“Dock-to-stock” is the battle cry of every receiving department. Every fulfillment business regardless of size faces the same pressure to meet daily service levels.
The most critical element of efficient and accurate receiving is validating that the vendor has shipped the correct item and quantity based on purchase order requirements. Deviations from the purchase order create inaccurate inventory counts and delayed customer service.
Dock-to-stock turnaround time in best-of-class companies is two hours to receive, check in and put away product. Most ecommerce merchants should set a goal to clear the dock and staging areas in the same shift. This assumes limited quality assurance tasks which may require things like fabric inspection and measurements. However, the QA should be completed with 24 hours.
Here are 11 ways you can improve your dock-to-stock performance:
Adopt Vendor Compliance Policies
These policies typically address:
- Agreed technology formats: Advanced Shipping Notifications (ASN), barcode and EDI.
- Designated freight carriers: Do not leave carrier selection up to the vendor. They have little concern about cost or service and might be making a profit on shipping.
- Packaging specifications includes outer box specs to protect from damage or act as a ship-alone container.
- External carton labeling including purchase order number, SKU number and description, your company name and address, number of cartons identified as 1 of X, 2 of X, etc.
- A product specification sheet for quality assurance.
- Procedures and practices for quantity variances, damages and any other specifications when not met; may include chargeback policies.
- Return to vendor procedures.
Even the smallest merchant should consider vendor compliance policies such as inbound freight routing. Inbound freight is a considerable expense – every dollar saved using your carrier is profit.
Adopt ASNs: They are used to notify a retailer of incoming shipment of product. ASNs typically include PO numbers, item numbers and quantity and can be paper-based or electronic. This is one of the most beneficial process changes you can make.

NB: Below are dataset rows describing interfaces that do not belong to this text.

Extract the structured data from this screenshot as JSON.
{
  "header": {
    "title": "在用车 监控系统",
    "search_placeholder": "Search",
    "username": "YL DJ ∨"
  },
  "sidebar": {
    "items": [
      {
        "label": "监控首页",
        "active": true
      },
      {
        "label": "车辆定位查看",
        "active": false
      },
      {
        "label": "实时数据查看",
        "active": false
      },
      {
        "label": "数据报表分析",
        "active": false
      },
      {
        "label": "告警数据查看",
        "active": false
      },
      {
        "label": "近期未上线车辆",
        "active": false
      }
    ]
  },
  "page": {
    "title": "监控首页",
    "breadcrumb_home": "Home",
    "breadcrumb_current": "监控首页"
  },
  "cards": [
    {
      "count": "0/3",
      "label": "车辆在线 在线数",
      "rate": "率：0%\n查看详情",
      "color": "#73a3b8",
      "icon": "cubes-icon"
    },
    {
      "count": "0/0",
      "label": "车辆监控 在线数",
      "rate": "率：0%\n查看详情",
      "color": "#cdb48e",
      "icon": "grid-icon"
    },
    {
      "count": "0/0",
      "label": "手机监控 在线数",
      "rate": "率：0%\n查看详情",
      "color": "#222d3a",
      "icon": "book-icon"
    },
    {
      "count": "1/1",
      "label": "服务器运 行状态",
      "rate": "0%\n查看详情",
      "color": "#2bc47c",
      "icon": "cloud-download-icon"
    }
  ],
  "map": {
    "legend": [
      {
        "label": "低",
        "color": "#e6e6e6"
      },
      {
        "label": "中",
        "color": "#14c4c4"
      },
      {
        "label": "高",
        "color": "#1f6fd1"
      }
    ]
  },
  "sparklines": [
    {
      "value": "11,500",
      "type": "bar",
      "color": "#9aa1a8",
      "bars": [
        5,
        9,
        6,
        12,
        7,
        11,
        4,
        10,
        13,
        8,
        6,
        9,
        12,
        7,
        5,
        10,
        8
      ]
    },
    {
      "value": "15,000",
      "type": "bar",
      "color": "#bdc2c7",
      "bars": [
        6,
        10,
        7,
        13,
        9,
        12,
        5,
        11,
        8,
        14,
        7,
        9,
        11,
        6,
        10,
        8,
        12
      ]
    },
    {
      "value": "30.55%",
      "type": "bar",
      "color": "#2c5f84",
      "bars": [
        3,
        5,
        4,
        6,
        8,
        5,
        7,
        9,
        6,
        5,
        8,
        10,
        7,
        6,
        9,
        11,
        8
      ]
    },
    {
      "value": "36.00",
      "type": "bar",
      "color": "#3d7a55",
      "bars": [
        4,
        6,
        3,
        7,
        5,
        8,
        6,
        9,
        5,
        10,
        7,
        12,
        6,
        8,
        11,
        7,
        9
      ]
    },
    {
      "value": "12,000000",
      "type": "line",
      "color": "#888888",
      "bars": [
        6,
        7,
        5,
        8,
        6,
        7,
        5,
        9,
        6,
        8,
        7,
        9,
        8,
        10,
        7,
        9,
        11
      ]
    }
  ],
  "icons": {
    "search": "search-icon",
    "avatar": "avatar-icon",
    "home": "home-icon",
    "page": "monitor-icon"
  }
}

Schedule trucking appointments: Every fulfillment center needs to know scheduled arrival dates for inbound freight to enable planning of labor and material handling equipment resources. In the absence of sophisticated planning and scheduling systems, use the open purchase order file printed in due date sequence. Larger facilities require carriers to either call for an appointment or have regularly scheduled daily deliveries such as small parcel carriers.

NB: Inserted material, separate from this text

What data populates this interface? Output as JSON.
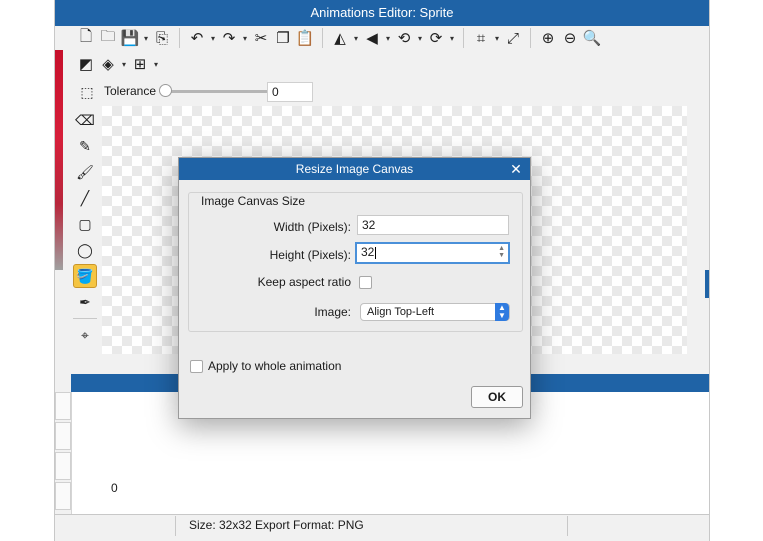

Identify returns from other receipts: Use barcodes or pre-printed return labels to quickly sort packages that should be sent to returns processing and clear the receiving area and inbound process.

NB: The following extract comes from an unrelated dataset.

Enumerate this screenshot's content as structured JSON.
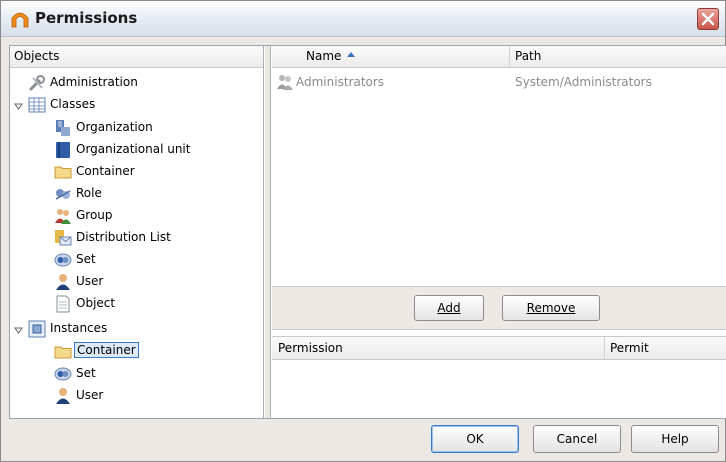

Receiving system data: The receiving process either uses a receiving document or online display of critical information, such as SKU number, item, description, quantity ordered, quantity received and product/vendor comments. Consider expanding receiving data to include primary pick location, quantity in primary, reserve locations and back order quantity. This facilitates direct put away from the dock to the pick slot and also consolidation of product in storage locations.
QA and inspection: Processes vary widely between retailers with proprietary or exclusive product and case received product with little inspection. For exclusive and proprietary product, specification sheets need to be attached to the PO and used by QA to inspect incoming product.
Cut inspection time: One way to cut effort from the inspection process is to vary the testing based on the vendor’s quality and accuracy history. Vendors that are consistently reliable will have less product inspected.
Cross docking: For backordered product, cross docking eliminates product handling by moving checked in product directly to pack stations, without passing through the put away and replenishment steps, speeding fulfillment and improving customer satisfaction. The receiving system must prompt the receiving staff of back ordered items.
Implement barcode receiving: Barcode-based receiving processes can be much faster and more accurate.
Product dimensioning: Implement process of calculating weights and cubic dimensions for each new assortment to better manage warehouse inventories and slotting.
Vendor scorecards: Develop receiving statistics by vendor and product to feed your vendor scorecard system. These should include late receipts and any product or paperwork problems. This data is invaluable during vendor negotiations.
Inventory accuracy starts with efficient and accurate receiving. Receiving docks are often undersized. If you’re planning a new or expanded facility, be sure to project the number of shipments on an average day as well as during peak as well as the number of units so you don’t create bottlenecks that slow down the dock-to-stock process.
Brian Barry is President of F. Curtis Barry & Company